+++ Source data

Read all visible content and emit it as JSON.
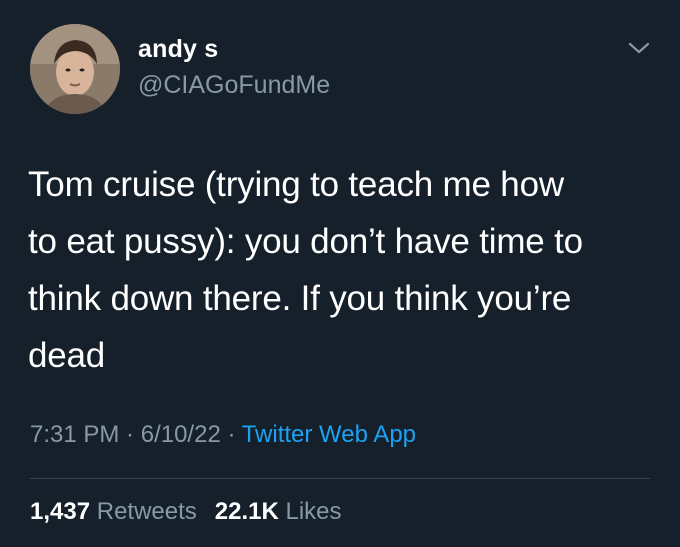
{
  "author": {
    "display_name": "andy s",
    "handle": "@CIAGoFundMe"
  },
  "tweet": {
    "text": "Tom cruise (trying to teach me how\nto eat pussy): you don’t have time to\nthink down there. If you think you’re\ndead",
    "time": "7:31 PM",
    "date": "6/10/22",
    "source": "Twitter Web App",
    "separator": " · "
  },
  "stats": {
    "retweets_count": "1,437",
    "retweets_label": " Retweets",
    "likes_count": "22.1K",
    "likes_label": " Likes"
  },
  "icons": {
    "menu": "chevron-down-icon"
  },
  "colors": {
    "background": "#15202b",
    "text": "#ffffff",
    "muted": "#8899a6",
    "link": "#1da1f2"
  }
}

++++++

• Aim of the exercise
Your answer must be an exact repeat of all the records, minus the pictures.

• Written answer
Read all visible content and emit it as JSON.
{
  "author": {
    "display_name": "andy s",
    "handle": "@CIAGoFundMe"
  },
  "tweet": {
    "text": "Tom cruise (trying to teach me how\nto eat pussy): you don’t have time to\nthink down there. If you think you’re\ndead",
    "time": "7:31 PM",
    "date": "6/10/22",
    "source": "Twitter Web App",
    "separator": " · "
  },
  "stats": {
    "retweets_count": "1,437",
    "retweets_label": " Retweets",
    "likes_count": "22.1K",
    "likes_label": " Likes"
  },
  "icons": {
    "menu": "chevron-down-icon"
  },
  "colors": {
    "background": "#15202b",
    "text": "#ffffff",
    "muted": "#8899a6",
    "link": "#1da1f2"
  }
}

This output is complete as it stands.